Danny joined E4C ArtStart when he was just 6 years old, meeting the youngest age requirement for ArtStart. Danny also has autism. His mother was looking for programming for Danny, so he could gain valuable social experiences.
On his first day, Danny was having a hard time transitioning. He was unable to make eye contact with volunteers or students. He had brought a favorite toy, which he gave all his attention to. His mother attended the class with him and worked a craft with Danny while the instructors introduced themselves to him. The staff could tell that the new place and the people overwhelmed him, so they gently encouraged him to participate in whatever way he was comfortable.
As the weeks went by, small differences and improvements started to appear. The first sign was Danny’s interest in another little boy in the class. They developed camaraderie and would work on their projects together. Danny also began to share his precious toy with his classmates. If he became overwhelmed he would still turn to face the wall or hide in a corner but his mother stayed on-site and would help him get back into the swing of the class.
The volunteers gained his trust and he began responding to their questions and following along with things shown to him. The tactility of the projects proved to be beneficial for Danny and on the last class before the winter break he was legitimately excited about the project and was laughing along with his friend.

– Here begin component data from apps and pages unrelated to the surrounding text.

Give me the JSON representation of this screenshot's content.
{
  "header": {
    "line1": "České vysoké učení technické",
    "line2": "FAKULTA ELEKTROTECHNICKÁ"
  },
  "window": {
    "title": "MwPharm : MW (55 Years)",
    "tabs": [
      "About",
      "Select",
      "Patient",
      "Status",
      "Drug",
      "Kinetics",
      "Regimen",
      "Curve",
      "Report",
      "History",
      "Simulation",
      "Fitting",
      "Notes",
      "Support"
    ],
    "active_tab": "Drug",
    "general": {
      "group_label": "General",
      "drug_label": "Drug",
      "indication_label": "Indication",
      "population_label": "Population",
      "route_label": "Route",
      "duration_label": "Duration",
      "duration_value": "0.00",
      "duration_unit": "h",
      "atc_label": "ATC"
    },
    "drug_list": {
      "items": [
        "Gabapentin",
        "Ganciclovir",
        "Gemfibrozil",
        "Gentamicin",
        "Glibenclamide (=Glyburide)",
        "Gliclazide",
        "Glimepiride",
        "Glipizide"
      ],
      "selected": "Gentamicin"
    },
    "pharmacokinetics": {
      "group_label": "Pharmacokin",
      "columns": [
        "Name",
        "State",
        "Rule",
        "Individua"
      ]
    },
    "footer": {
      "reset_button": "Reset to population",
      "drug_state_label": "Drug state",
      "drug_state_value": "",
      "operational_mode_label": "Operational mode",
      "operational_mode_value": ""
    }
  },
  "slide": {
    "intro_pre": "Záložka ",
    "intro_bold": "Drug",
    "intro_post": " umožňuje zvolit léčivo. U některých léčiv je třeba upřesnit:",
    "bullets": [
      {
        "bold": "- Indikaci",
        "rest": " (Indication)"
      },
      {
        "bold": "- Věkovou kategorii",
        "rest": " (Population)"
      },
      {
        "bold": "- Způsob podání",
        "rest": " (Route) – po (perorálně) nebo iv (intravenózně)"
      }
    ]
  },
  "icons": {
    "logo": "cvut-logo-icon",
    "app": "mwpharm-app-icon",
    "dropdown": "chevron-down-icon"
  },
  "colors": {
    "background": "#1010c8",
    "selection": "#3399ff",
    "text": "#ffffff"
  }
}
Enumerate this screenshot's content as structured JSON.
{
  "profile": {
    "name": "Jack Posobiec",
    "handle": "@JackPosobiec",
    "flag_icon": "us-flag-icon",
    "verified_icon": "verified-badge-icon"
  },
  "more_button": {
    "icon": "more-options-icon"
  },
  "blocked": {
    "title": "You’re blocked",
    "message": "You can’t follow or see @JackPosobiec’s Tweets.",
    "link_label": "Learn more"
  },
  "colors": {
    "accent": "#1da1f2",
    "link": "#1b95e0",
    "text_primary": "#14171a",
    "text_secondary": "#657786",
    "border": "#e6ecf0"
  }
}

ArtStart is the only program that Danny’s single mother can afford to place him in. It has provided him with the opportunity of healthy social interaction, a safe environment to build secure relationships, and the chance to learn about art through play, while developing his fine motor skills and creativity. Danny’s family is just one example of the way that E4C ArtStart can assist in providing better quality of life for some of Edmonton’s least reached populations through free arts-based programming.